In the beginning when being veggie was new, I had a lot of slips and they usually centred around me trying to buy something last minute from a shop because I hadn't taken my lunch to work that day, or just for whatever reason, I ended up being away from the house over a meal time, unexpectedly.

And sometimes there would be no options left and I would feel I had no choice but to buy a chicken wrap. Or sometimes I wouldn't even click that I had bought something with meat in it - I was so used to buying meat that I went into autopilot when standing in front of a Tesco meal deal and would only realise what I'd done when it was too late.
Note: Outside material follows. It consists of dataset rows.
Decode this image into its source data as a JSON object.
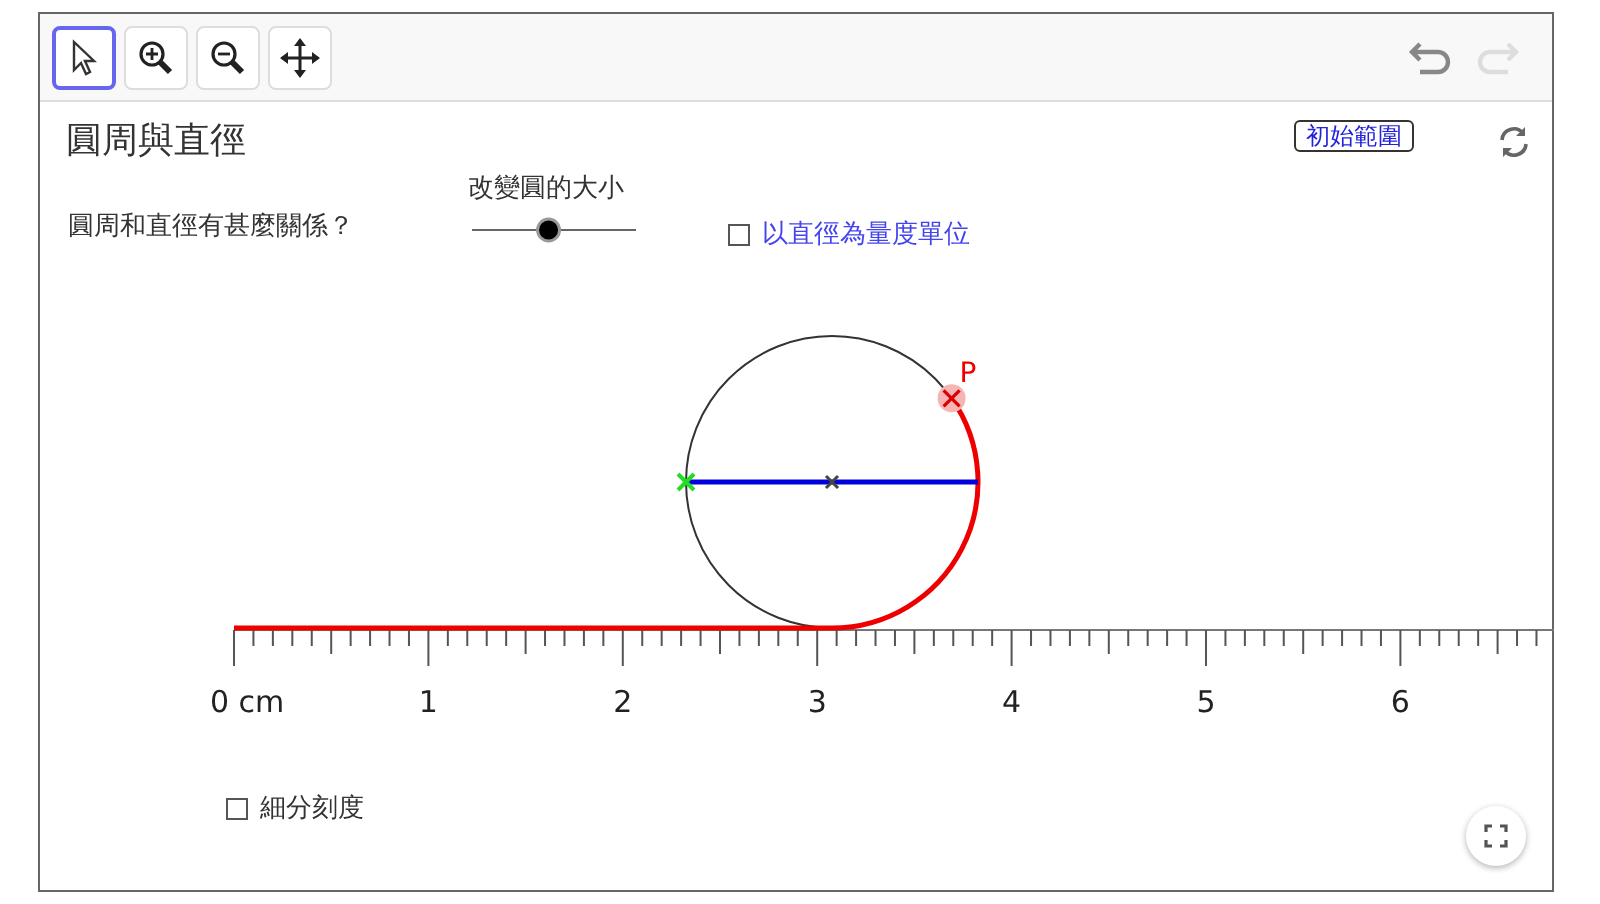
{
  "toolbar": {
    "tools": [
      {
        "kind": "select",
        "selected": true
      },
      {
        "kind": "zoom-in",
        "selected": false
      },
      {
        "kind": "zoom-out",
        "selected": false
      },
      {
        "kind": "move",
        "selected": false
      }
    ],
    "undo": {
      "disabled": false
    },
    "redo": {
      "disabled": true
    }
  },
  "canvas": {
    "title": "圓周與直徑",
    "question": "圓周和直徑有甚麼關係？",
    "slider": {
      "label": "改變圓的大小",
      "level": 0.46
    },
    "diameter_unit": {
      "label": "以直徑為量度單位",
      "checked": false
    },
    "reset_button": "初始範圍",
    "point_label": "P",
    "ruler": {
      "labels": [
        "0 cm",
        "1",
        "2",
        "3",
        "4",
        "5",
        "6"
      ]
    },
    "fine_ticks": {
      "label": "細分刻度",
      "checked": false
    }
  }
}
I accept now that I do have a choice and will go hungry that bit longer now until I can find something that meets my dietary requirements.


5. Know thyself

Like I said previously, I know that if I go to McDonald's, I will 100% end up asking for chicken mcnuggets. And instead of trying to test myself in some way by going there, or any other restaurant that doesn't really cater for me, I just don't go any more. Again, I'm not a bad person for liking a delicious comfort food that makes me feel good so shaming myself for liking it in the first place is a waste of time. I just accept that I like, and always will like, chicken nuggets but I've made the choice not to eat at the restaurant that sells them any more. Just be honest with yourself, and realistic.


Lauren Aitchison